Do You Need to File an Initial Return for an S Corporation That Had No Activity?
An S corporation may not have any activity during its first year for a variety of reasons. The owners may have formed the corporation and elected S corporation status in preparation for some future event including quitting a job or finalizing development of a product. The S corporation may serve as an acquisition vehicle for another company. However, despite the lack of activity, the IRS requires a new S corporation to file its initial tax return.
The IRS requires companies to file tax returns to determine how much tax revenue, if any, the company owes and to ensure it receives all tax revenues due. As an S corporation, you must file Form 1120S to report to the IRS any income, losses or deductions your business had. Hiring companies file 1099s for service providers that alert the IRS that a particular company generated income but companies generally do not have to file 1099s for corporations.
Unless your filed tax return shows no income, the IRS has no way of knowing that your S corporation generated no taxable income. When you complete Form 1120S for your corporation's first year, you must indicate that this is your company's initial tax return. Failure to file an initial tax return could result in the IRS making assumptions about what your S corporation owes and sending you a bill for that estimated amount. When your S corporation fails to file, the IRS generally assumes you forgot to file. It does not assume you had zero income.
A corporation becomes an S corporation by filing Fom 2553 to intentionally elect S corporation status. S corporations are the most popular corporate form for small businesses. The S Corp Association estimates that there were 4.5 million S corporations in the United States in 2007, up from 2.7 million in 1997, and nearly double the number of C corporations in the United States. The popularity of S corporations typically arise from the liability shielding benefits they provide while avoiding the double taxation of C corporations.
If your corporation formed or filed for S corporation status in the second, third or fourth quarter of the year, you may consider utilizing a non-calendar year fiscal year. For example, if you formed your corporation and immediately elected S Corporation status in July 2011 but the company sat idle until April of the following year, you could file an initial tax return that includes the first 18 months.
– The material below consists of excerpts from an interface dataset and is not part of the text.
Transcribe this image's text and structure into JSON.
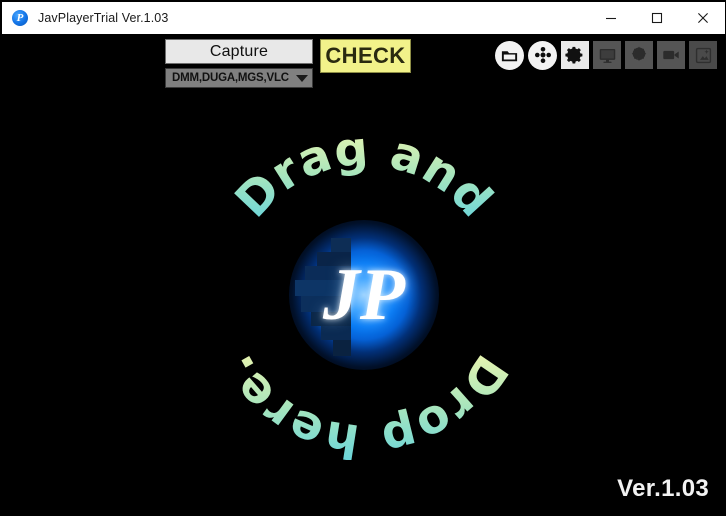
{
  "window": {
    "title": "JavPlayerTrial Ver.1.03",
    "app_icon": "jp-logo-icon",
    "controls": {
      "minimize": "minimize-icon",
      "maximize": "maximize-icon",
      "close": "close-icon"
    },
    "titlebar_bg": "#ffffff",
    "content_bg": "#000000"
  },
  "toolbar": {
    "capture_label": "Capture",
    "capture_source_value": "DMM,DUGA,MGS,VLC",
    "capture_source_options": [
      "DMM,DUGA,MGS,VLC"
    ],
    "check_label": "CHECK",
    "check_bg": "#f2f28a",
    "icons": [
      {
        "name": "folder-open-icon",
        "style": "round"
      },
      {
        "name": "film-reel-icon",
        "style": "round"
      },
      {
        "name": "gear-settings-icon",
        "style": "square-active"
      },
      {
        "name": "monitor-display-icon",
        "style": "square"
      },
      {
        "name": "brightness-contrast-icon",
        "style": "square"
      },
      {
        "name": "video-camera-icon",
        "style": "square"
      },
      {
        "name": "image-enhance-icon",
        "style": "square-dim"
      }
    ]
  },
  "drop_area": {
    "ring_text_top": "Drag and",
    "ring_text_bottom": "Drop here.",
    "full_message": "Drag and Drop here.",
    "logo_text": "JP",
    "text_gradient_start": "#f0f5a8",
    "text_gradient_end": "#6fd8e0",
    "glow_color": "#0a7cf5"
  },
  "status": {
    "version": "Ver.1.03"
  }
}
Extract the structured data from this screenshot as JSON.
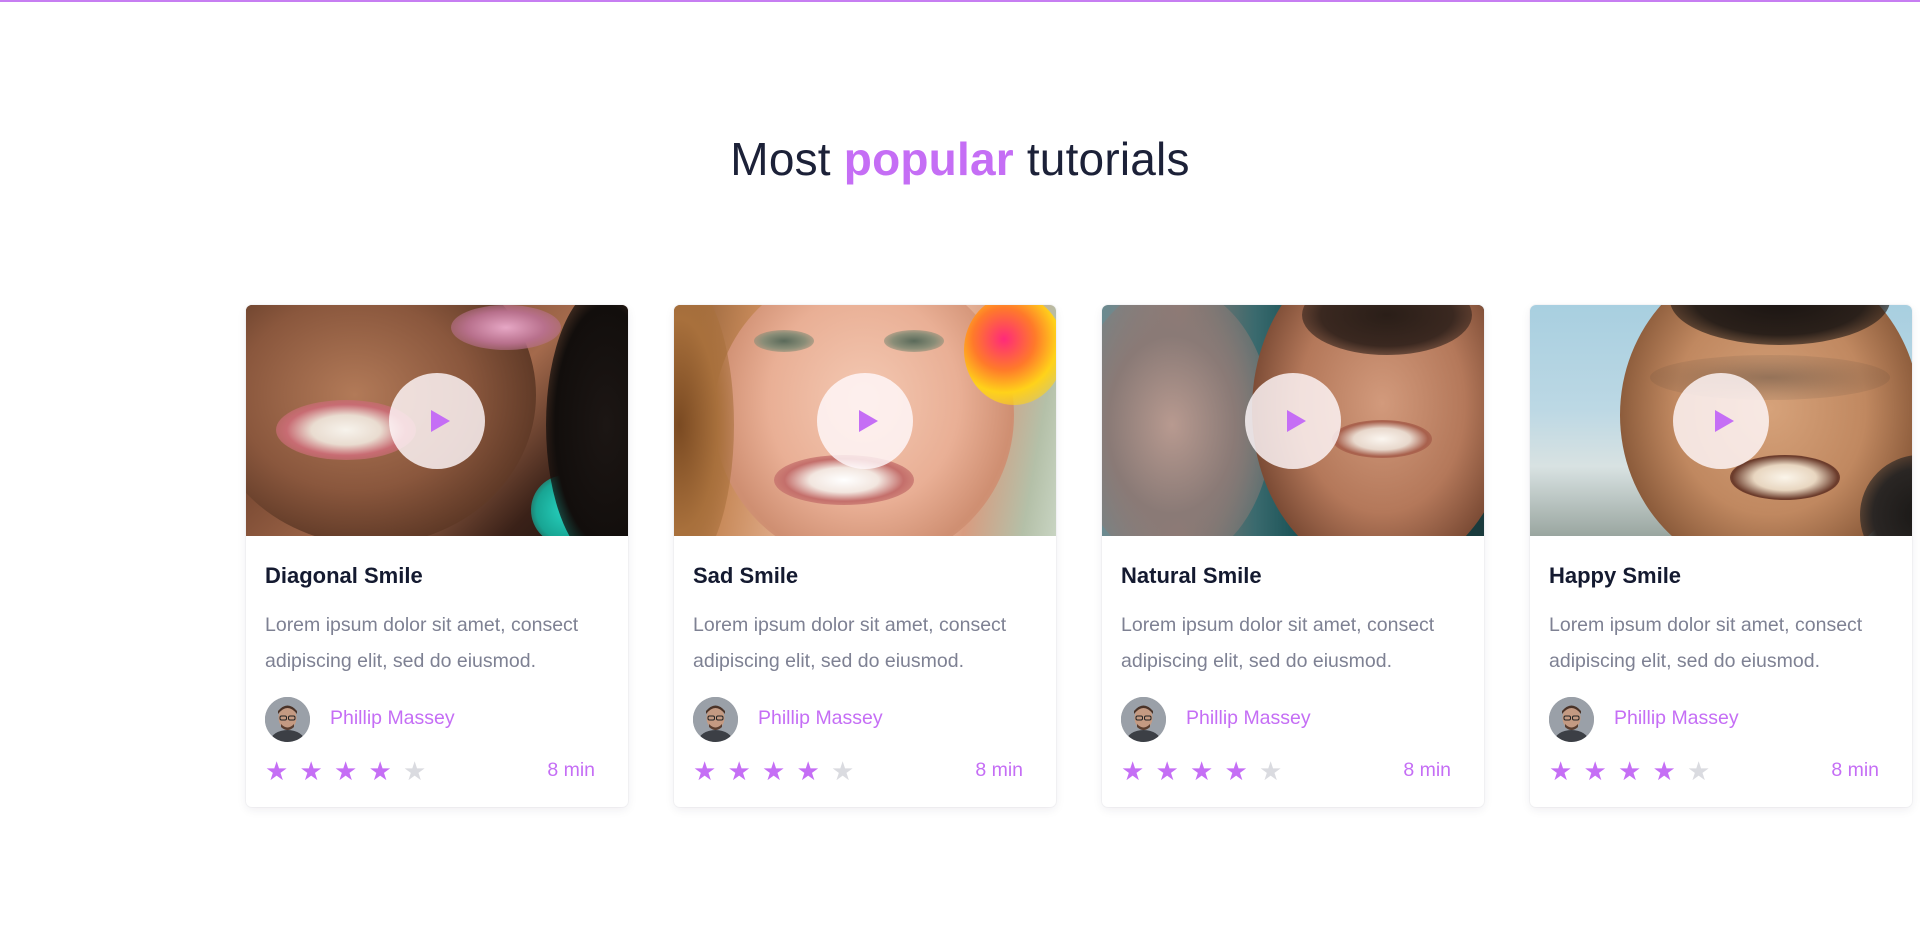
{
  "heading": {
    "prefix": "Most",
    "accent": "popular",
    "suffix": "tutorials"
  },
  "colors": {
    "accent": "#c56ef5",
    "title": "#141a30",
    "body": "#7e8193",
    "star_off": "#dadbe0"
  },
  "cards": [
    {
      "title": "Diagonal Smile",
      "description": "Lorem ipsum dolor sit amet, consect adipiscing elit, sed do eiusmod.",
      "author": "Phillip Massey",
      "rating": 4,
      "rating_max": 5,
      "duration": "8 min",
      "play_icon": "play-icon"
    },
    {
      "title": "Sad Smile",
      "description": "Lorem ipsum dolor sit amet, consect adipiscing elit, sed do eiusmod.",
      "author": "Phillip Massey",
      "rating": 4,
      "rating_max": 5,
      "duration": "8 min",
      "play_icon": "play-icon"
    },
    {
      "title": "Natural Smile",
      "description": "Lorem ipsum dolor sit amet, consect adipiscing elit, sed do eiusmod.",
      "author": "Phillip Massey",
      "rating": 4,
      "rating_max": 5,
      "duration": "8 min",
      "play_icon": "play-icon"
    },
    {
      "title": "Happy Smile",
      "description": "Lorem ipsum dolor sit amet, consect adipiscing elit, sed do eiusmod.",
      "author": "Phillip Massey",
      "rating": 4,
      "rating_max": 5,
      "duration": "8 min",
      "play_icon": "play-icon"
    }
  ]
}
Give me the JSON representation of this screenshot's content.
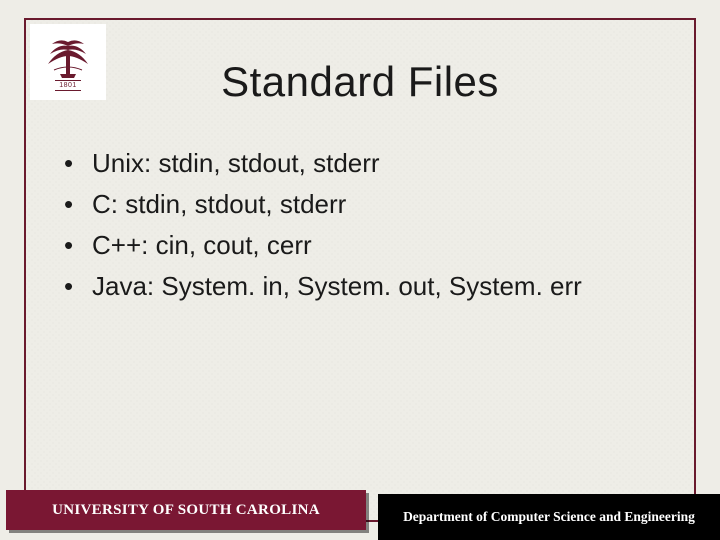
{
  "logo": {
    "name": "university-of-south-carolina-logo",
    "year": "1801",
    "accent": "#6a1a2e"
  },
  "title": "Standard Files",
  "bullets": [
    "Unix: stdin, stdout, stderr",
    "C: stdin, stdout, stderr",
    "C++: cin, cout, cerr",
    "Java: System. in, System. out, System. err"
  ],
  "footer": {
    "left": "UNIVERSITY OF SOUTH CAROLINA",
    "right": "Department of Computer Science and Engineering"
  }
}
Your fiscal year would run from April 1 through March 31. However, your initial tax return would cover July 1, 2011 through March 31, 2013.